Kids in the classroom are learning how technology works by fabricating 3-D copies of their favorite things.
Cornell University’s Computational Synthesis Lab – headed by Hod Lipson, Cornell associate professor of engineering – has been awarded a share of a MacArthur "Reimagining Learning" Competition grant to bring the three-dimensional printers to public elementary school classrooms.
The goal: Get young children to feel comfortable with engineering.
Lipson’s lab makes three-dimensional printers compatible with an endless array of materials – from Play-Doh, cookie dough and chocolate to polymers and metals – which allows a kid to make 3D objects right on their desktop. These printers read an electronic blueprint and then a nozzle, filled with appropriate materials, builds a replica.
Using a 3-D printer, the students at the Cayuga Heights Elementary School in Ithaca, N.Y., made a small space shuttle from two colors of Play-Doh. Lipson says: “Ultimately what we really want is to have a personal fabricator in every classroom, just like there is a personal computer in every classroom.”
The grant – one of a handful selected from among hundreds of applicants worldwide – was awarded to Glen Bull, University of Virginia professor of instructional technology, who will spearhead the Fab@School effort to create curriculum and data collection around digital fabricators for classrooms in Virginia.
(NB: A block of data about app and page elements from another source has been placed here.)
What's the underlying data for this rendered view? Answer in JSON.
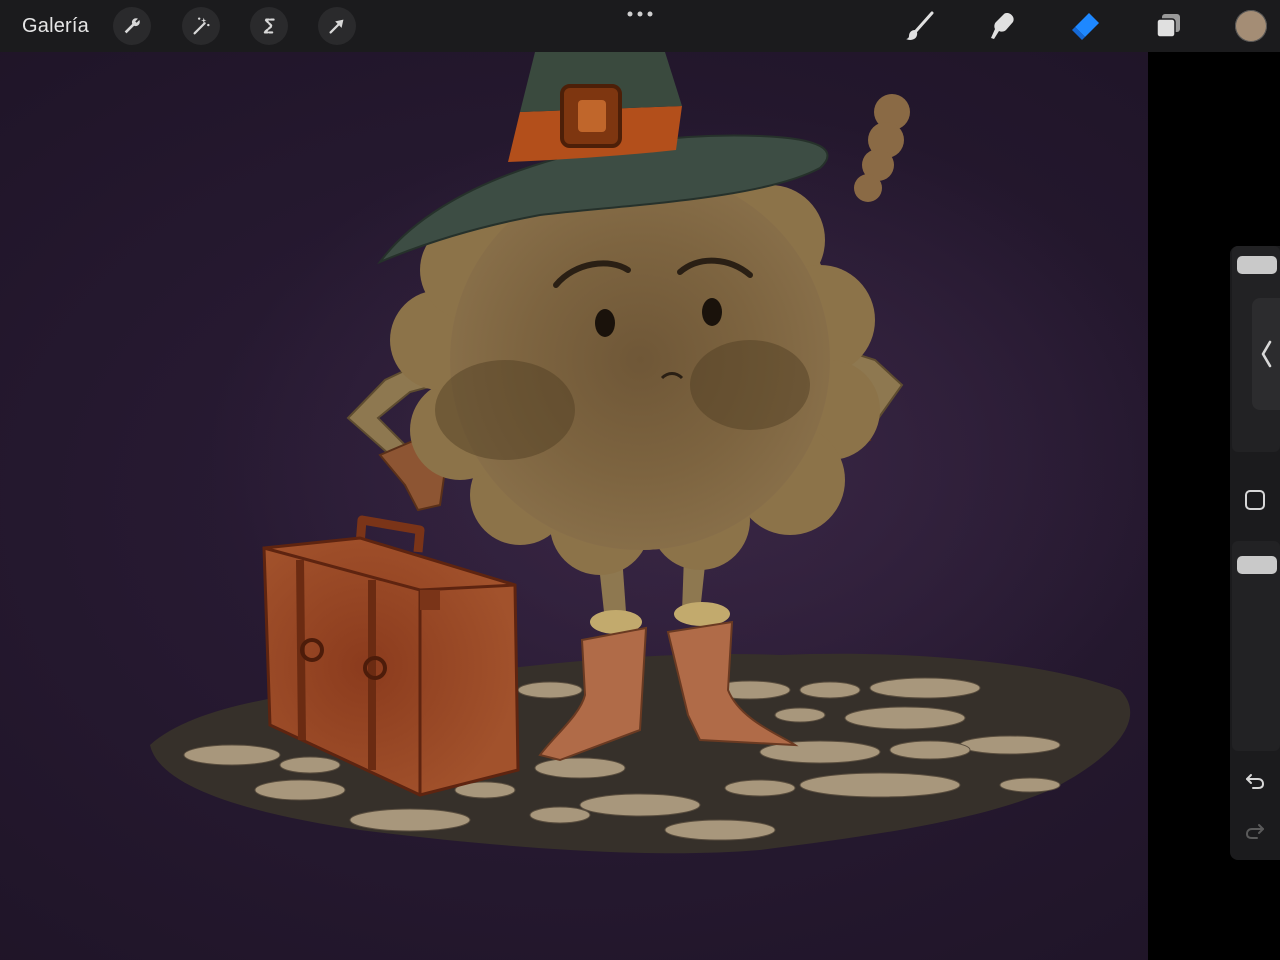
{
  "toolbar": {
    "gallery_label": "Galería",
    "left_tools": [
      {
        "icon": "wrench-icon",
        "name": "actions"
      },
      {
        "icon": "magic-wand-icon",
        "name": "adjustments"
      },
      {
        "icon": "selection-s-icon",
        "name": "selection"
      },
      {
        "icon": "arrow-cursor-icon",
        "name": "transform"
      }
    ],
    "more_icon": "ellipsis-icon",
    "right_tools": [
      {
        "icon": "brush-icon",
        "name": "paint"
      },
      {
        "icon": "smudge-icon",
        "name": "smudge"
      },
      {
        "icon": "eraser-icon",
        "name": "erase",
        "active": true
      },
      {
        "icon": "layers-icon",
        "name": "layers"
      }
    ],
    "current_color": "#a48d75",
    "active_color": "#1e88ff"
  },
  "sidebar": {
    "brush_size_level": 0.02,
    "opacity_level": 0.05,
    "icons": [
      "chevron-left-icon",
      "modify-square-icon",
      "undo-icon",
      "redo-icon"
    ]
  }
}
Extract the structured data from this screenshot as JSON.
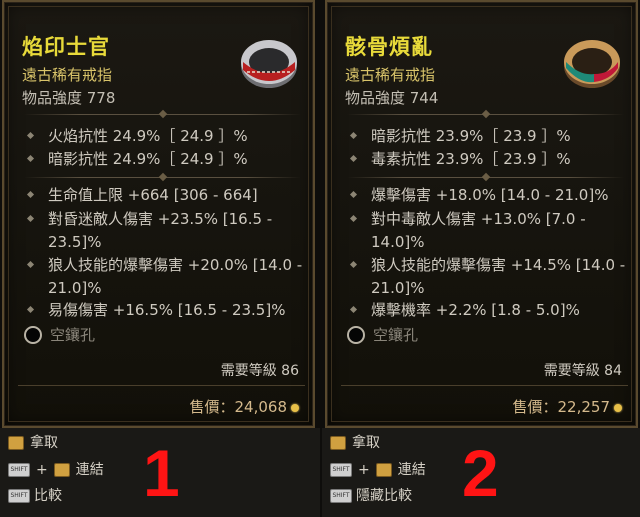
{
  "items": [
    {
      "name": "焰印士官",
      "type": "遠古稀有戒指",
      "power": "物品強度 778",
      "implicit": [
        "火焰抗性 24.9%［ 24.9 ］%",
        "暗影抗性 24.9%［ 24.9 ］%"
      ],
      "affixes": [
        [
          "生命值上限 +664 [306 - 664]"
        ],
        [
          "對昏迷敵人傷害 +23.5% [16.5 -",
          "23.5]%"
        ],
        [
          "狼人技能的爆擊傷害 +20.0% [14.0 -",
          "21.0]%"
        ],
        [
          "易傷傷害 +16.5% [16.5 - 23.5]%"
        ]
      ],
      "socket": "空鑲孔",
      "required_level": "需要等級 86",
      "price_label": "售價：",
      "price": "24,068"
    },
    {
      "name": "骸骨煩亂",
      "type": "遠古稀有戒指",
      "power": "物品強度 744",
      "implicit": [
        "暗影抗性 23.9%［ 23.9 ］%",
        "毒素抗性 23.9%［ 23.9 ］%"
      ],
      "affixes": [
        [
          "爆擊傷害 +18.0% [14.0 - 21.0]%"
        ],
        [
          "對中毒敵人傷害 +13.0% [7.0 -",
          "14.0]%"
        ],
        [
          "狼人技能的爆擊傷害 +14.5% [14.0 -",
          "21.0]%"
        ],
        [
          "爆擊機率 +2.2% [1.8 - 5.0]%"
        ]
      ],
      "socket": "空鑲孔",
      "required_level": "需要等級 84",
      "price_label": "售價：",
      "price": "22,257"
    }
  ],
  "footers": [
    {
      "take": "拿取",
      "link": "連結",
      "compare": "比較",
      "plus": "+",
      "number": "1"
    },
    {
      "take": "拿取",
      "link": "連結",
      "compare": "隱藏比較",
      "plus": "+",
      "number": "2"
    }
  ],
  "colors": {
    "title": "#e8da3a",
    "type": "#d9c46a",
    "number": "#ff1414"
  },
  "icons": {
    "ring_1": "silver-red-ring-icon",
    "ring_2": "gold-red-green-ring-icon",
    "socket": "empty-socket-icon",
    "coin": "gold-coin-icon",
    "take": "mouse-key-icon",
    "shift": "shift-key-icon"
  }
}
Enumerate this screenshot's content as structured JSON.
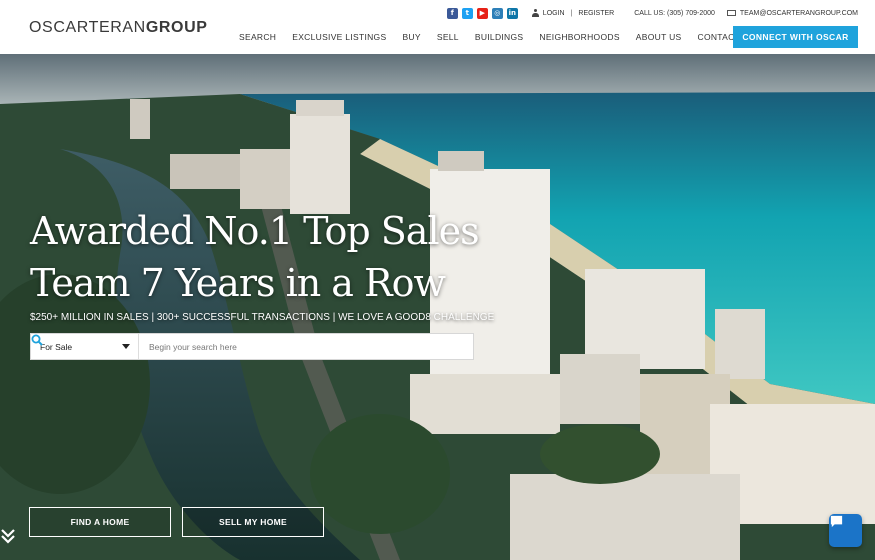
{
  "brand": {
    "logo_light": "OSCARTERAN",
    "logo_bold": "GROUP"
  },
  "topbar": {
    "socials": [
      {
        "icon": "facebook-icon",
        "glyph": "f"
      },
      {
        "icon": "twitter-icon",
        "glyph": "t"
      },
      {
        "icon": "youtube-icon",
        "glyph": "▶"
      },
      {
        "icon": "instagram-icon",
        "glyph": "◎"
      },
      {
        "icon": "linkedin-icon",
        "glyph": "in"
      }
    ],
    "login": "LOGIN",
    "separator": "|",
    "register": "REGISTER",
    "call": "CALL US: (305) 709-2000",
    "email": "TEAM@OSCARTERANGROUP.COM"
  },
  "nav": {
    "items": [
      "SEARCH",
      "EXCLUSIVE LISTINGS",
      "BUY",
      "SELL",
      "BUILDINGS",
      "NEIGHBORHOODS",
      "ABOUT US",
      "CONTACT US"
    ],
    "cta": "CONNECT WITH OSCAR"
  },
  "hero": {
    "headline_1": "Awarded No.1 Top Sales",
    "headline_2": "Team 7 Years in a Row",
    "tagline": "$250+ MILLION IN SALES | 300+ SUCCESSFUL TRANSACTIONS | WE LOVE A GOOD8 CHALLENGE",
    "search": {
      "selected": "For Sale",
      "placeholder": "Begin your search here"
    },
    "buttons": {
      "find": "FIND A HOME",
      "sell": "SELL MY HOME"
    }
  },
  "colors": {
    "accent": "#1fa3dc",
    "chat": "#1b74c8",
    "facebook": "#3b5998",
    "twitter": "#1da1f2",
    "youtube": "#e62117",
    "linkedin": "#0e76a8"
  }
}
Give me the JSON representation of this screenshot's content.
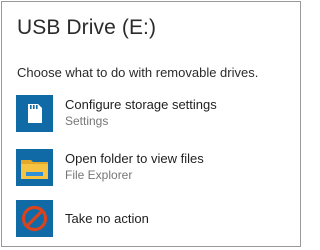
{
  "dialog": {
    "title": "USB Drive (E:)",
    "prompt": "Choose what to do with removable drives."
  },
  "options": [
    {
      "label": "Configure storage settings",
      "sublabel": "Settings",
      "icon": "sd-card-icon"
    },
    {
      "label": "Open folder to view files",
      "sublabel": "File Explorer",
      "icon": "folder-icon"
    },
    {
      "label": "Take no action",
      "icon": "prohibited-icon"
    }
  ],
  "colors": {
    "tile": "#0f6aa6",
    "folder": "#f6c343",
    "prohibited": "#d9431e"
  }
}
Lipson is part of that effort.
The MacArthur grant was $185,000. The Digital Media and Learning Competition is funded by a grant from the MacArthur Foundation to the University of California Humanities Research Institute and Duke University and is administered by the Humanities, Arts, Science and Technology Advanced Collaboratory (HASTAC), a virtual network of learning institutions.
The grant will allow the Fab@Home project team, headed by Jeffrey Lipton, Cornell doctoral student, to design and build five more printers appropriate for use in elementary school classrooms.Anyone can download the open-source plans to build the printers. The latest version can be built with about $1,600 worth of off-the-shelf parts.
The Fab@School Web site: http://www.dmlcompetition.net/pligg/story.php?title=630The Fab@Home Web site:
Blaine Friedlander | Newswise Science News
New Master’s programme: University of Kaiserslautern educates experts in quantum technology
15.03.2017 | Technische Universität Kaiserslautern
Decision-making research in children: Rules of thumb are learned with time
19.10.2016 | Max-Planck-Institut für Bildungsforschung
More and more automobile companies are focusing on body parts made of carbon fiber reinforced plastics (CFRP). However, manufacturing and repair costs must be further reduced in order to make CFRP more economical in use. Together with the Volkswagen AG and five other partners in the project HolQueSt 3D, the Laser Zentrum Hannover e.V. (LZH) has developed laser processes for the automatic trimming, drilling and repair of three-dimensional components.
Automated manufacturing processes are the basis for ultimately establishing the series production of CFRP components. In the project HolQueSt 3D, the LZH has...
Reflecting the structure of composites found in nature and the ancient world, researchers at the University of Illinois at Urbana-Champaign have synthesized thin carbon nanotube (CNT) textiles that exhibit both high electrical conductivity and a level of toughness that is about fifty times higher than copper films, currently used in electronics.
"The structural robustness of thin metal films has significant importance for the reliable operation of smart skin and flexible electronics including...
The nearby, giant radio galaxy M87 hosts a supermassive black hole (BH) and is well-known for its bright jet dominating the spectrum over ten orders of magnitude in frequency. Due to its proximity, jet prominence, and the large black hole mass, M87 is the best laboratory for investigating the formation, acceleration, and collimation of relativistic jets. A research team led by Silke Britzen from the Max Planck Institute for Radio Astronomy in Bonn, Germany, has found strong indication for turbulent processes connecting the accretion disk and the jet of that galaxy providing insights into the longstanding problem of the origin of astrophysical jets.
Supermassive black holes form some of the most enigmatic phenomena in astrophysics. Their enormous energy output is supposed to be generated by the...
The probability to find a certain number of photons inside a laser pulse usually corresponds to a classical distribution of independent events, the so-called...
Microprocessors based on atomically thin materials hold the promise of the evolution of traditional processors as well as new applications in the field of flexible electronics. Now, a TU Wien research team led by Thomas Müller has made a breakthrough in this field as part of an ongoing research project.
Two-dimensional materials, or 2D materials for short, are extremely versatile, although – or often more precisely because – they are made up of just one or a...
20.04.2017 | Event News
18.04.2017 | Event News
03.04.2017 | Event News
25.04.2017 | Physics and Astronomy
25.04.2017 | Materials Sciences
25.04.2017 | Life Sciences